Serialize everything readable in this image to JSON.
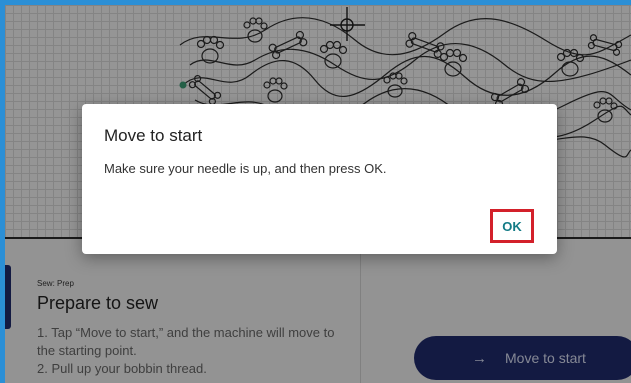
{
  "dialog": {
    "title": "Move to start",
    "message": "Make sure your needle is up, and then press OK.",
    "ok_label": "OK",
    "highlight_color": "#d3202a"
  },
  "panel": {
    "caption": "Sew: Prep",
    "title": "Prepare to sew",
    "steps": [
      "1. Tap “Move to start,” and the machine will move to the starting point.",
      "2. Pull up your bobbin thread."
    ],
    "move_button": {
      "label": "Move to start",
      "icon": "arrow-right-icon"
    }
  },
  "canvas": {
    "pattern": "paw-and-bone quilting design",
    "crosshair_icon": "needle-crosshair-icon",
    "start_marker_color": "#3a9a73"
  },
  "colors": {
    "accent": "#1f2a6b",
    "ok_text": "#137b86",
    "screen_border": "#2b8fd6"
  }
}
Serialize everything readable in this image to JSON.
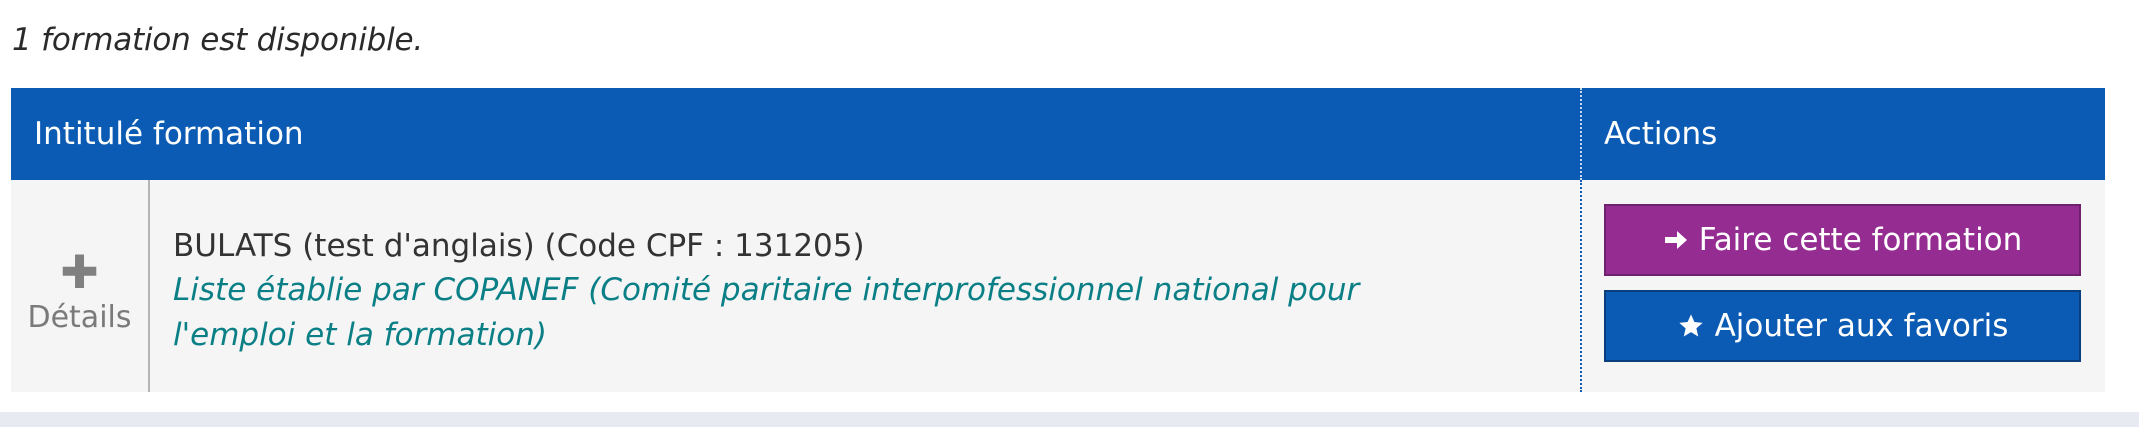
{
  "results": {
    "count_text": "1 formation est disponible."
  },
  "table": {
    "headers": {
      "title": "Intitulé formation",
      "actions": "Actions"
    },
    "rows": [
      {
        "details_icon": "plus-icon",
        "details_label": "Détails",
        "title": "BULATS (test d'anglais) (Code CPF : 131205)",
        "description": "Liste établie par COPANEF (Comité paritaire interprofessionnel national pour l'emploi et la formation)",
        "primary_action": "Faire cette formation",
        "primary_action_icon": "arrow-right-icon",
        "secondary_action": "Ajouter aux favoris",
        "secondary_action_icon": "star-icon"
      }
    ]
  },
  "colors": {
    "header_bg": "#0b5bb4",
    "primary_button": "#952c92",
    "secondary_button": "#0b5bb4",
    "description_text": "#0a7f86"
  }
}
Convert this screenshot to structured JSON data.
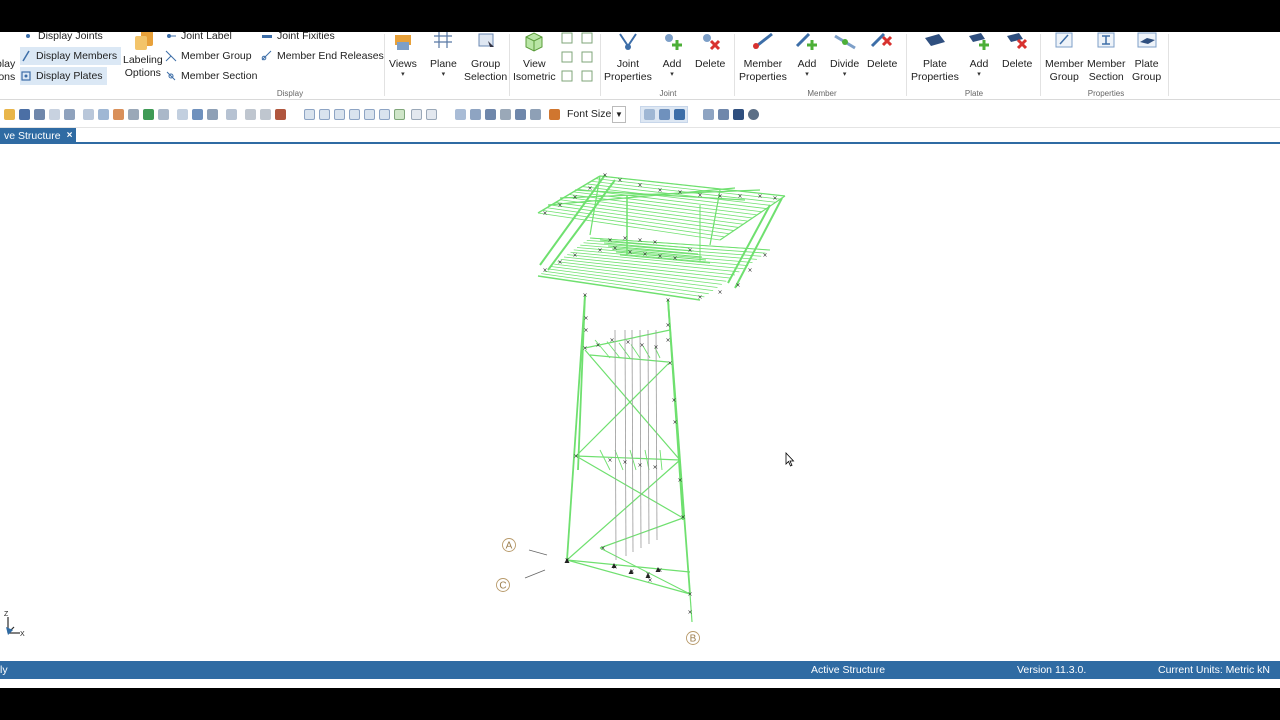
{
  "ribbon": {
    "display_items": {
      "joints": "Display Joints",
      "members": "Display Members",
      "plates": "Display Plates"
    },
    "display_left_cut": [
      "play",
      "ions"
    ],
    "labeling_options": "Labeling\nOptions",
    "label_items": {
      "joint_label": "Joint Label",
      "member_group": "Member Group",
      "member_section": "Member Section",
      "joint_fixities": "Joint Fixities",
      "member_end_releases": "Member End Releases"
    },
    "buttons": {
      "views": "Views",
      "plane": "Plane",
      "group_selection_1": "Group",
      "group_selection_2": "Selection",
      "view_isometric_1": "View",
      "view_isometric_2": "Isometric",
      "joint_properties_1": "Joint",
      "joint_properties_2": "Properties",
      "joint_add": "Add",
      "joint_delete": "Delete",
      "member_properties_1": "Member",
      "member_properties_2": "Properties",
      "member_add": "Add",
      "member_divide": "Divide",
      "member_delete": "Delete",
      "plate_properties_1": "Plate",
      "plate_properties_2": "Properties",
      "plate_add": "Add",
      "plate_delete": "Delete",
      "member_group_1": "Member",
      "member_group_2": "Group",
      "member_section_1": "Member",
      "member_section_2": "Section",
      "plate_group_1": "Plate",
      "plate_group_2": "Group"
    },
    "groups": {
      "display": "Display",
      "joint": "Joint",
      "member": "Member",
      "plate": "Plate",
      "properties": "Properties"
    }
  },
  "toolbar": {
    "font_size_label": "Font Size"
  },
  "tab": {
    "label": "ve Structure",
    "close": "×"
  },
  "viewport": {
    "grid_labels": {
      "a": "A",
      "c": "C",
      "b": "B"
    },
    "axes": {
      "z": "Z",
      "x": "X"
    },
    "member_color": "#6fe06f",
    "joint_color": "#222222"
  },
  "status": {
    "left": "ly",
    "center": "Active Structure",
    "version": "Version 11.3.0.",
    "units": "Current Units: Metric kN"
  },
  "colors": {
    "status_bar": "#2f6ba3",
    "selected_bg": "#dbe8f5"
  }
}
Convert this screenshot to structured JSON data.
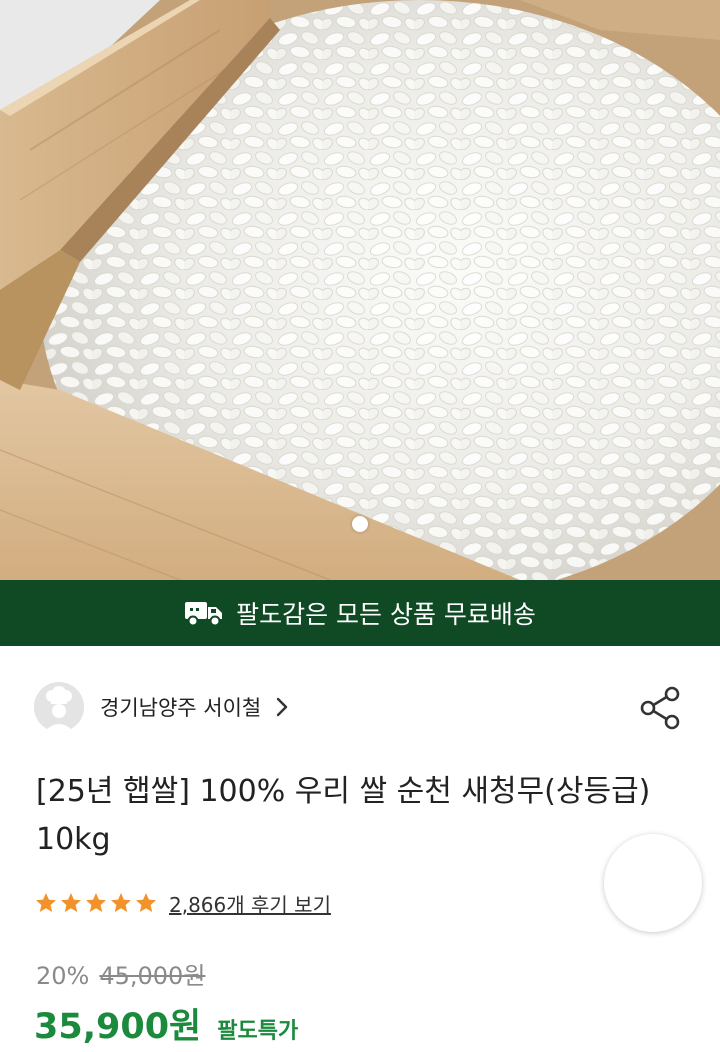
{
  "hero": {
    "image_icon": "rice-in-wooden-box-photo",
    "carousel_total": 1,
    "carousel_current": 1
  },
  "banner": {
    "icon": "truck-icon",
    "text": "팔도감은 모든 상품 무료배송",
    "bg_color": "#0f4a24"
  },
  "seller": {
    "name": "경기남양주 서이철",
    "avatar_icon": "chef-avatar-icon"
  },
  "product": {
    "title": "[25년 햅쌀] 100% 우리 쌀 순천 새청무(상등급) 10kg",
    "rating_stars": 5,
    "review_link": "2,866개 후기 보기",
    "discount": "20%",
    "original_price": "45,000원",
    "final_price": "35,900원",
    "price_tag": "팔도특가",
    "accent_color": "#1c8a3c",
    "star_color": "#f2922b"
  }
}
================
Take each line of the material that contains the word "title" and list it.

    "title": "Move to start",
    "title": "Prepare to sew",
      "title": "Intitulé formation",
        "title": "BULATS (test d'anglais) (Code CPF : 131205)",
    "title": "[25년 햅쌀] 100% 우리 쌀 순천 새청무(상등급) 10kg",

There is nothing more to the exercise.